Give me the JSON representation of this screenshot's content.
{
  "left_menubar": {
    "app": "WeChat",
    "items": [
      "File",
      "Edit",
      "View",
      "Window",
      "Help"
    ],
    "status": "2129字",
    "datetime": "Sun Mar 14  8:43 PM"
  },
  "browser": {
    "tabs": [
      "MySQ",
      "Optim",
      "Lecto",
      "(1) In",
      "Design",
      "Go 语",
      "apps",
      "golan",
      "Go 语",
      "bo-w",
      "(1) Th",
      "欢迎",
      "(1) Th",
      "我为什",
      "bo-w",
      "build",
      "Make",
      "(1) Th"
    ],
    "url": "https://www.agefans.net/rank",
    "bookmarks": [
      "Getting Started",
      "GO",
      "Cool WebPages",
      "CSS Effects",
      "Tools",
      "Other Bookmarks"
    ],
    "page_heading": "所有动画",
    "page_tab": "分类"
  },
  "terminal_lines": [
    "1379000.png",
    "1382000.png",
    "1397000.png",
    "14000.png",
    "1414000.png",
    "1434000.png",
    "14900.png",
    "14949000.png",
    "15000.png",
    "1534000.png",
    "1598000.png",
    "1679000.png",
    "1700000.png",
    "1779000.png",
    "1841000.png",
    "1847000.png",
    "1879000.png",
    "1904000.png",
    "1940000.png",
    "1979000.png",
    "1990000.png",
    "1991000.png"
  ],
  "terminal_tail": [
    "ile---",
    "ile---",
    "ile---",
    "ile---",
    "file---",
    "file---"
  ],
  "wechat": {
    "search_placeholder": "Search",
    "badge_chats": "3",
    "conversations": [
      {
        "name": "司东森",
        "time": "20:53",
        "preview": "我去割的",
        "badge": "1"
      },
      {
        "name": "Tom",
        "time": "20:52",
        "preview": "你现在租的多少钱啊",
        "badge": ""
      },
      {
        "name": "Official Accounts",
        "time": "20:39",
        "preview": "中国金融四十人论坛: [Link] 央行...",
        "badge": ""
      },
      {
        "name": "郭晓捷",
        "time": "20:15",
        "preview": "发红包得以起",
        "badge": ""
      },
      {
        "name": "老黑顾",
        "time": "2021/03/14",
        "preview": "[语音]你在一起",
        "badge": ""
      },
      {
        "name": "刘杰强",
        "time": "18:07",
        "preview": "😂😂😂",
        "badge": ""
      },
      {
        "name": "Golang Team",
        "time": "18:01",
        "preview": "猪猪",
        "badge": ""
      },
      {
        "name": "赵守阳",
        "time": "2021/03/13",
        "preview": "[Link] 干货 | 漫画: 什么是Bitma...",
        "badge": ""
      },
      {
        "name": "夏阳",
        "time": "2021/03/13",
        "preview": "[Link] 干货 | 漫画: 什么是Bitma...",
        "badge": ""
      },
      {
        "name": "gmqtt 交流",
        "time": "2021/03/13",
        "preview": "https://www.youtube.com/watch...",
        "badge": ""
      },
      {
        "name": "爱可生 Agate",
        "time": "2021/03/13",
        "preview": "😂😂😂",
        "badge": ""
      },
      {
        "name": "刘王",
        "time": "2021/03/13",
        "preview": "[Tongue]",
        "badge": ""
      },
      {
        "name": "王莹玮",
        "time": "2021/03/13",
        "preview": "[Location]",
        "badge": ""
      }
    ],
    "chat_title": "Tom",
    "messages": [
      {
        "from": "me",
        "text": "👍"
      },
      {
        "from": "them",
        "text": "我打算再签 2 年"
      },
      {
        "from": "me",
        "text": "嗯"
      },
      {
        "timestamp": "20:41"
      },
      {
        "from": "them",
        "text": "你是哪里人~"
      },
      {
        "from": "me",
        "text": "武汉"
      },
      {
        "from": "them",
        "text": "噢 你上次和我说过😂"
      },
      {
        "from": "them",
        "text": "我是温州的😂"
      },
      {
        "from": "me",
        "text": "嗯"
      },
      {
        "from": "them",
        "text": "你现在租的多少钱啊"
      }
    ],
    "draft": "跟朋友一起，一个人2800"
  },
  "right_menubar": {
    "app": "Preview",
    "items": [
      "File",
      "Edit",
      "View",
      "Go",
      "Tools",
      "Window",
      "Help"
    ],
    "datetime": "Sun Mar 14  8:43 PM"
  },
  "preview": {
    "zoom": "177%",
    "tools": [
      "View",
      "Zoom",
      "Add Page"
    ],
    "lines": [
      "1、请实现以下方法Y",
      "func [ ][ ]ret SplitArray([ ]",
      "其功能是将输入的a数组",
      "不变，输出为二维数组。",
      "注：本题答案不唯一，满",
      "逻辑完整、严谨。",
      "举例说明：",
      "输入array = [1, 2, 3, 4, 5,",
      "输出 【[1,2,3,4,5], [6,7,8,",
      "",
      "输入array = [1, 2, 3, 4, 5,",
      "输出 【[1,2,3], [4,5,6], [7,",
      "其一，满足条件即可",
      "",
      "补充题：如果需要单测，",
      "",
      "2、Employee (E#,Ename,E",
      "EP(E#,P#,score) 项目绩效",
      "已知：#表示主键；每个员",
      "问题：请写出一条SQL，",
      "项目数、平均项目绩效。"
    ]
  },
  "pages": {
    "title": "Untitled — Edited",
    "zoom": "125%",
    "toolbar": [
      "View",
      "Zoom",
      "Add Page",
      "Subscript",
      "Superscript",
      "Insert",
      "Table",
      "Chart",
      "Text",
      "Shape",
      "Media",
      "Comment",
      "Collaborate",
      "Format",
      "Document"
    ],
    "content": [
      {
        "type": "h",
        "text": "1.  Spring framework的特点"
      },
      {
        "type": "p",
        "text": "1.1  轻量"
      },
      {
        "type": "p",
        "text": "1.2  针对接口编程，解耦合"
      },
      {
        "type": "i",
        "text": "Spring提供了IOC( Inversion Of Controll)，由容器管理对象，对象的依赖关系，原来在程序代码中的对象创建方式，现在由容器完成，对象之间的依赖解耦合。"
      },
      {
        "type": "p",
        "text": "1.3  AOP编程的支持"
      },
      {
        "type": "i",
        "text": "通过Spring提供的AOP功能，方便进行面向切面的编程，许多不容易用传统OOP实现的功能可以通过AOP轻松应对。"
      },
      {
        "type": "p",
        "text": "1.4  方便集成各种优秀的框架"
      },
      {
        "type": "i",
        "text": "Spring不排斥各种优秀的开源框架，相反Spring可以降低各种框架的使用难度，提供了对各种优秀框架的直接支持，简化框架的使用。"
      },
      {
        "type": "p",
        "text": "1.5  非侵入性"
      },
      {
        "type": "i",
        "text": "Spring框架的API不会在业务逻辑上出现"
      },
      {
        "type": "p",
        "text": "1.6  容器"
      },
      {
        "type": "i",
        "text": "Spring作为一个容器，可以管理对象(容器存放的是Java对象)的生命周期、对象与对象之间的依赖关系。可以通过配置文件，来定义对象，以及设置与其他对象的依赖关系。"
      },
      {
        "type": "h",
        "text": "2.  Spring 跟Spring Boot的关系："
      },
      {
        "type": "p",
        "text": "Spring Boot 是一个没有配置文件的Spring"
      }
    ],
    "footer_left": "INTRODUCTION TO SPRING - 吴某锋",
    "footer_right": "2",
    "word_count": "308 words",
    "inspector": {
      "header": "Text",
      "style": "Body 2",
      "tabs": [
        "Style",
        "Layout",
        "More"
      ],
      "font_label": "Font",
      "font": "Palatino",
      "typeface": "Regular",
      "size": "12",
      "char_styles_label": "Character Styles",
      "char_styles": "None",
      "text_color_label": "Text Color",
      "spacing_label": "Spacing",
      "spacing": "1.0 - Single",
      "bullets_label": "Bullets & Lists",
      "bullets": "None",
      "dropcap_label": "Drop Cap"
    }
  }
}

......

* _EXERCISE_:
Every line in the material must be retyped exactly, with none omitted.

* _WRITTEN REPLY_:
Give me the JSON representation of this screenshot's content.
{
  "left_menubar": {
    "app": "WeChat",
    "items": [
      "File",
      "Edit",
      "View",
      "Window",
      "Help"
    ],
    "status": "2129字",
    "datetime": "Sun Mar 14  8:43 PM"
  },
  "browser": {
    "tabs": [
      "MySQ",
      "Optim",
      "Lecto",
      "(1) In",
      "Design",
      "Go 语",
      "apps",
      "golan",
      "Go 语",
      "bo-w",
      "(1) Th",
      "欢迎",
      "(1) Th",
      "我为什",
      "bo-w",
      "build",
      "Make",
      "(1) Th"
    ],
    "url": "https://www.agefans.net/rank",
    "bookmarks": [
      "Getting Started",
      "GO",
      "Cool WebPages",
      "CSS Effects",
      "Tools",
      "Other Bookmarks"
    ],
    "page_heading": "所有动画",
    "page_tab": "分类"
  },
  "terminal_lines": [
    "1379000.png",
    "1382000.png",
    "1397000.png",
    "14000.png",
    "1414000.png",
    "1434000.png",
    "14900.png",
    "14949000.png",
    "15000.png",
    "1534000.png",
    "1598000.png",
    "1679000.png",
    "1700000.png",
    "1779000.png",
    "1841000.png",
    "1847000.png",
    "1879000.png",
    "1904000.png",
    "1940000.png",
    "1979000.png",
    "1990000.png",
    "1991000.png"
  ],
  "terminal_tail": [
    "ile---",
    "ile---",
    "ile---",
    "ile---",
    "file---",
    "file---"
  ],
  "wechat": {
    "search_placeholder": "Search",
    "badge_chats": "3",
    "conversations": [
      {
        "name": "司东森",
        "time": "20:53",
        "preview": "我去割的",
        "badge": "1"
      },
      {
        "name": "Tom",
        "time": "20:52",
        "preview": "你现在租的多少钱啊",
        "badge": ""
      },
      {
        "name": "Official Accounts",
        "time": "20:39",
        "preview": "中国金融四十人论坛: [Link] 央行...",
        "badge": ""
      },
      {
        "name": "郭晓捷",
        "time": "20:15",
        "preview": "发红包得以起",
        "badge": ""
      },
      {
        "name": "老黑顾",
        "time": "2021/03/14",
        "preview": "[语音]你在一起",
        "badge": ""
      },
      {
        "name": "刘杰强",
        "time": "18:07",
        "preview": "😂😂😂",
        "badge": ""
      },
      {
        "name": "Golang Team",
        "time": "18:01",
        "preview": "猪猪",
        "badge": ""
      },
      {
        "name": "赵守阳",
        "time": "2021/03/13",
        "preview": "[Link] 干货 | 漫画: 什么是Bitma...",
        "badge": ""
      },
      {
        "name": "夏阳",
        "time": "2021/03/13",
        "preview": "[Link] 干货 | 漫画: 什么是Bitma...",
        "badge": ""
      },
      {
        "name": "gmqtt 交流",
        "time": "2021/03/13",
        "preview": "https://www.youtube.com/watch...",
        "badge": ""
      },
      {
        "name": "爱可生 Agate",
        "time": "2021/03/13",
        "preview": "😂😂😂",
        "badge": ""
      },
      {
        "name": "刘王",
        "time": "2021/03/13",
        "preview": "[Tongue]",
        "badge": ""
      },
      {
        "name": "王莹玮",
        "time": "2021/03/13",
        "preview": "[Location]",
        "badge": ""
      }
    ],
    "chat_title": "Tom",
    "messages": [
      {
        "from": "me",
        "text": "👍"
      },
      {
        "from": "them",
        "text": "我打算再签 2 年"
      },
      {
        "from": "me",
        "text": "嗯"
      },
      {
        "timestamp": "20:41"
      },
      {
        "from": "them",
        "text": "你是哪里人~"
      },
      {
        "from": "me",
        "text": "武汉"
      },
      {
        "from": "them",
        "text": "噢 你上次和我说过😂"
      },
      {
        "from": "them",
        "text": "我是温州的😂"
      },
      {
        "from": "me",
        "text": "嗯"
      },
      {
        "from": "them",
        "text": "你现在租的多少钱啊"
      }
    ],
    "draft": "跟朋友一起，一个人2800"
  },
  "right_menubar": {
    "app": "Preview",
    "items": [
      "File",
      "Edit",
      "View",
      "Go",
      "Tools",
      "Window",
      "Help"
    ],
    "datetime": "Sun Mar 14  8:43 PM"
  },
  "preview": {
    "zoom": "177%",
    "tools": [
      "View",
      "Zoom",
      "Add Page"
    ],
    "lines": [
      "1、请实现以下方法Y",
      "func [ ][ ]ret SplitArray([ ]",
      "其功能是将输入的a数组",
      "不变，输出为二维数组。",
      "注：本题答案不唯一，满",
      "逻辑完整、严谨。",
      "举例说明：",
      "输入array = [1, 2, 3, 4, 5,",
      "输出 【[1,2,3,4,5], [6,7,8,",
      "",
      "输入array = [1, 2, 3, 4, 5,",
      "输出 【[1,2,3], [4,5,6], [7,",
      "其一，满足条件即可",
      "",
      "补充题：如果需要单测，",
      "",
      "2、Employee (E#,Ename,E",
      "EP(E#,P#,score) 项目绩效",
      "已知：#表示主键；每个员",
      "问题：请写出一条SQL，",
      "项目数、平均项目绩效。"
    ]
  },
  "pages": {
    "title": "Untitled — Edited",
    "zoom": "125%",
    "toolbar": [
      "View",
      "Zoom",
      "Add Page",
      "Subscript",
      "Superscript",
      "Insert",
      "Table",
      "Chart",
      "Text",
      "Shape",
      "Media",
      "Comment",
      "Collaborate",
      "Format",
      "Document"
    ],
    "content": [
      {
        "type": "h",
        "text": "1.  Spring framework的特点"
      },
      {
        "type": "p",
        "text": "1.1  轻量"
      },
      {
        "type": "p",
        "text": "1.2  针对接口编程，解耦合"
      },
      {
        "type": "i",
        "text": "Spring提供了IOC( Inversion Of Controll)，由容器管理对象，对象的依赖关系，原来在程序代码中的对象创建方式，现在由容器完成，对象之间的依赖解耦合。"
      },
      {
        "type": "p",
        "text": "1.3  AOP编程的支持"
      },
      {
        "type": "i",
        "text": "通过Spring提供的AOP功能，方便进行面向切面的编程，许多不容易用传统OOP实现的功能可以通过AOP轻松应对。"
      },
      {
        "type": "p",
        "text": "1.4  方便集成各种优秀的框架"
      },
      {
        "type": "i",
        "text": "Spring不排斥各种优秀的开源框架，相反Spring可以降低各种框架的使用难度，提供了对各种优秀框架的直接支持，简化框架的使用。"
      },
      {
        "type": "p",
        "text": "1.5  非侵入性"
      },
      {
        "type": "i",
        "text": "Spring框架的API不会在业务逻辑上出现"
      },
      {
        "type": "p",
        "text": "1.6  容器"
      },
      {
        "type": "i",
        "text": "Spring作为一个容器，可以管理对象(容器存放的是Java对象)的生命周期、对象与对象之间的依赖关系。可以通过配置文件，来定义对象，以及设置与其他对象的依赖关系。"
      },
      {
        "type": "h",
        "text": "2.  Spring 跟Spring Boot的关系："
      },
      {
        "type": "p",
        "text": "Spring Boot 是一个没有配置文件的Spring"
      }
    ],
    "footer_left": "INTRODUCTION TO SPRING - 吴某锋",
    "footer_right": "2",
    "word_count": "308 words",
    "inspector": {
      "header": "Text",
      "style": "Body 2",
      "tabs": [
        "Style",
        "Layout",
        "More"
      ],
      "font_label": "Font",
      "font": "Palatino",
      "typeface": "Regular",
      "size": "12",
      "char_styles_label": "Character Styles",
      "char_styles": "None",
      "text_color_label": "Text Color",
      "spacing_label": "Spacing",
      "spacing": "1.0 - Single",
      "bullets_label": "Bullets & Lists",
      "bullets": "None",
      "dropcap_label": "Drop Cap"
    }
  }
}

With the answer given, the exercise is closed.